Labor Rights & Justice at Export Processing Zones
Labor Rights & Justice at Export Processing Zones in Bangladesh have been mismanaged since its inception. Workers are so timid and powerless that injustices are common practices in those EPZ areas. That's why time and again unrests are seen and government termed it as political and conspiracy.
Preventing workers from seeking redress of any injustice as the law enacted six years ago requiring establishment seems to have been consigned to oblivion by the labor ministry; no labor tribunal has yet been set up in the Export Processing Zones. The EPZ Workers Association and Industrial Relations Act 2004 was enacted on July 18, 2004 making provisions for establishment of EPZ Labour Tribunals and an EPZ Labour Appellate Tribunal for the Export Processing Zones to dispose of industrial disputes and try offenses under the act. According to sections 56 and 59 of the EPZ Workers Association and Industrial Relations Act 2004, the government must establish a Labour Tribunal and an Appellate Tribunal in every Export Processing Zone for settlement of disputes arising between employers and workers.
The present government, however, repealed the act on August 1, 2010 through the enactment of the EPZ Workers’ Welfare Association and Industrial Relations Act 2010. Sections 48 and 51 of the new act also stipulate similar provisions for establishment of EPZ Labour Tribunals and an EPZ Labour Appellate Tribunal for Export Processing Zones. Labour and employment minister commented lately that he was unaware of the legal obligation. ‘No labor organization or employer has informed me about the law,’ he said. The minister, however, added he would soon take an initiative to establish the tribunals after examining the law. The general manager of Dhaka EPZ said, ‘The matter of establishing tribunals and an appellate tribunal in the EPZs is under process.’ In the absence of the tribunals, disputes on labor rights are being settled by conciliators and arbitrators appointed by the government, he said.
National Garment Workers’ Federation president said, ‘Most of the decisions made by conciliators or arbitrators go in ffavor of the management.’ He also added that workers were being deprived of their rights to access to justice as there was no scope to appeal against a decision passed by a conciliator and arbitrator who were appointed by the government. The government is also yet to reply to the rule issued by the High Court on August 25, 2008 asking it to explain why it should not be directed to form Labour Tribunals and a Labour Appellate Tribunal for the workers of the export processing zones. The court issued the rule after hearing a public interest litigation writ petition filed by Bangladesh Legal Aid and Services Trust. The rule is yet to be heard, as the government has not submitted its reply, another lawyer said, who will soon file an application with the High Court bench concerned seeking further directives to the government to set up EPZ tribunals.

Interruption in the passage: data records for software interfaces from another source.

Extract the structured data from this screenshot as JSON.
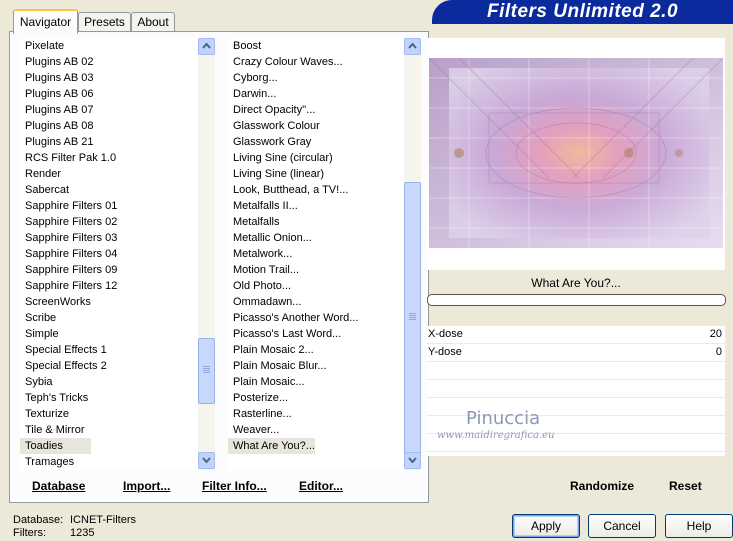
{
  "tabs": [
    {
      "label": "Navigator",
      "active": true
    },
    {
      "label": "Presets",
      "active": false
    },
    {
      "label": "About",
      "active": false
    }
  ],
  "banner_title": "Filters Unlimited 2.0",
  "categories": {
    "items": [
      "Pixelate",
      "Plugins AB 02",
      "Plugins AB 03",
      "Plugins AB 06",
      "Plugins AB 07",
      "Plugins AB 08",
      "Plugins AB 21",
      "RCS Filter Pak 1.0",
      "Render",
      "Sabercat",
      "Sapphire Filters 01",
      "Sapphire Filters 02",
      "Sapphire Filters 03",
      "Sapphire Filters 04",
      "Sapphire Filters 09",
      "Sapphire Filters 12",
      "ScreenWorks",
      "Scribe",
      "Simple",
      "Special Effects 1",
      "Special Effects 2",
      "Sybia",
      "Teph's Tricks",
      "Texturize",
      "Tile & Mirror",
      "Toadies",
      "Tramages"
    ],
    "selected": "Toadies"
  },
  "filters": {
    "items": [
      "Boost",
      "Crazy Colour Waves...",
      "Cyborg...",
      "Darwin...",
      "Direct Opacity''...",
      "Glasswork Colour",
      "Glasswork Gray",
      "Living Sine (circular)",
      "Living Sine (linear)",
      "Look, Butthead, a TV!...",
      "Metalfalls II...",
      "Metalfalls",
      "Metallic Onion...",
      "Metalwork...",
      "Motion Trail...",
      "Old Photo...",
      "Ommadawn...",
      "Picasso's Another Word...",
      "Picasso's Last Word...",
      "Plain Mosaic 2...",
      "Plain Mosaic Blur...",
      "Plain Mosaic...",
      "Posterize...",
      "Rasterline...",
      "Weaver...",
      "What Are You?..."
    ],
    "selected": "What Are You?..."
  },
  "panel_buttons": {
    "database": "Database",
    "import": "Import...",
    "filter_info": "Filter Info...",
    "editor": "Editor..."
  },
  "preview": {
    "filter_name": "What Are You?...",
    "watermark_name": "Pinuccia",
    "watermark_url": "www.maidiregrafica.eu"
  },
  "params": [
    {
      "label": "X-dose",
      "value": "20"
    },
    {
      "label": "Y-dose",
      "value": "0"
    }
  ],
  "right_buttons": {
    "randomize": "Randomize",
    "reset": "Reset"
  },
  "footer": {
    "database_label": "Database:",
    "database_value": "ICNET-Filters",
    "filters_label": "Filters:",
    "filters_value": "1235",
    "apply": "Apply",
    "cancel": "Cancel",
    "help": "Help"
  },
  "colors": {
    "banner": "#0a2a9e",
    "window_bg": "#ece9d8",
    "selected_bg": "#e8e6dc"
  }
}
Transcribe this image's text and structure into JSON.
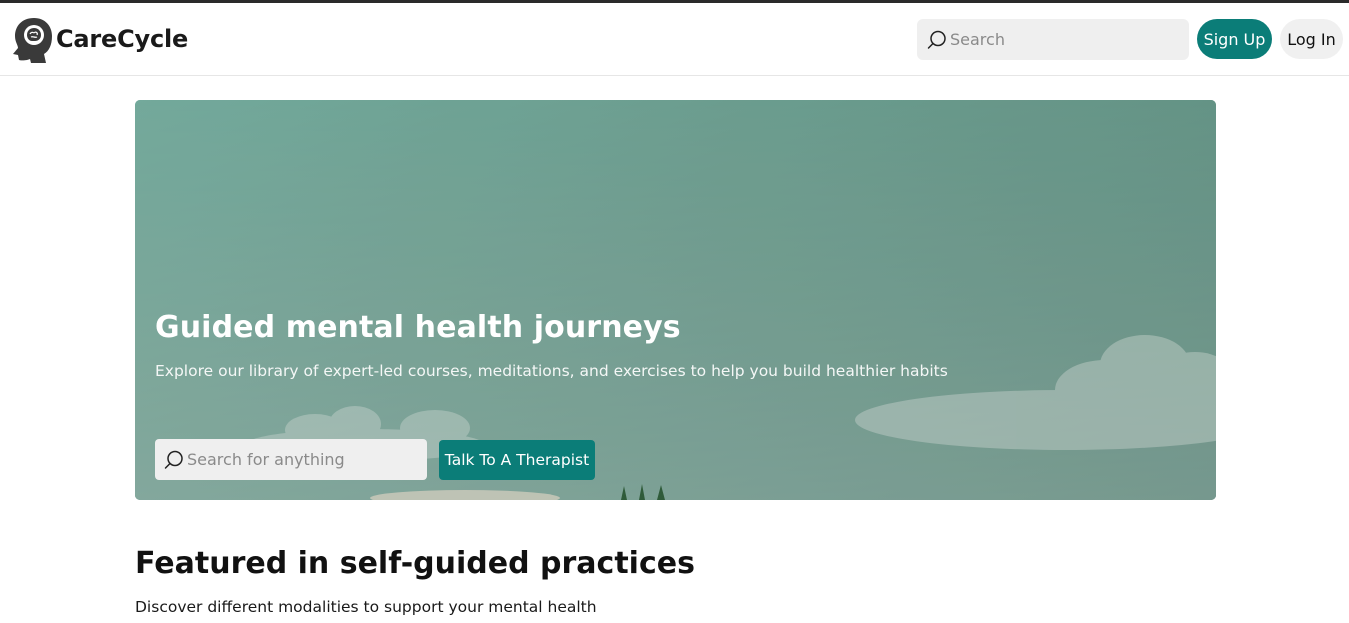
{
  "brand": {
    "name": "CareCycle",
    "logo_icon": "head-brain-icon"
  },
  "nav": {
    "search_placeholder": "Search",
    "search_icon": "search-icon",
    "signup_label": "Sign Up",
    "login_label": "Log In"
  },
  "hero": {
    "title": "Guided mental health journeys",
    "subtitle": "Explore our library of expert-led courses, meditations, and exercises to help you build healthier habits",
    "search_placeholder": "Search for anything",
    "search_icon": "search-icon",
    "cta_label": "Talk To A Therapist"
  },
  "section": {
    "title": "Featured in self-guided practices",
    "subtitle": "Discover different modalities to support your mental health"
  },
  "colors": {
    "accent": "#0b7d78",
    "hero_top": "#7db7a8",
    "hero_bottom": "#4f7a6f",
    "input_bg": "#efefef"
  }
}
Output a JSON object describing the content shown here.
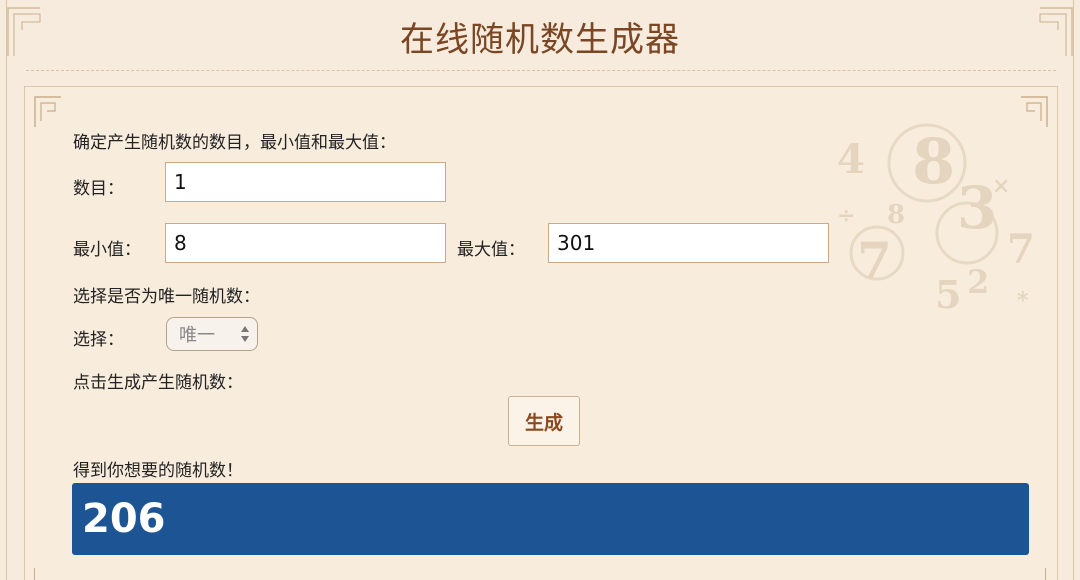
{
  "page": {
    "title": "在线随机数生成器"
  },
  "form": {
    "intro": "确定产生随机数的数目，最小值和最大值：",
    "count_label": "数目：",
    "count_value": "1",
    "min_label": "最小值：",
    "min_value": "8",
    "max_label": "最大值：",
    "max_value": "301",
    "unique_prompt": "选择是否为唯一随机数：",
    "select_label": "选择：",
    "select_value": "唯一",
    "click_prompt": "点击生成产生随机数：",
    "generate_label": "生成",
    "result_prompt": "得到你想要的随机数！",
    "result_value": "206"
  },
  "colors": {
    "background": "#f6ebdc",
    "title": "#7a4624",
    "result_bg": "#1d5493",
    "button_text": "#8a4a20"
  },
  "icons": {
    "select_arrows": "updown-arrows-icon",
    "corner_ornament": "fret-corner-icon",
    "number_decoration": "numbers-decoration-icon"
  }
}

There are eight state-owned Export Processing Zones in Bangladesh – Chittagong EPZ, Dhaka EPZ, Mangla EPZ, Iswardi EPZ, Comilla EPZ, Adamjee EPZ and Uttara EPZ – where a large number of garment, electronic, shoe and engineering factories operate. According to the BLAST lawyer, despite their significant contribution to these sectors, workers continue to be deprived of their basic rights and are denied entitlements, such as minimum wages, appropriate working hours, leave, compensation and health care as guaranteed by the statutory laws.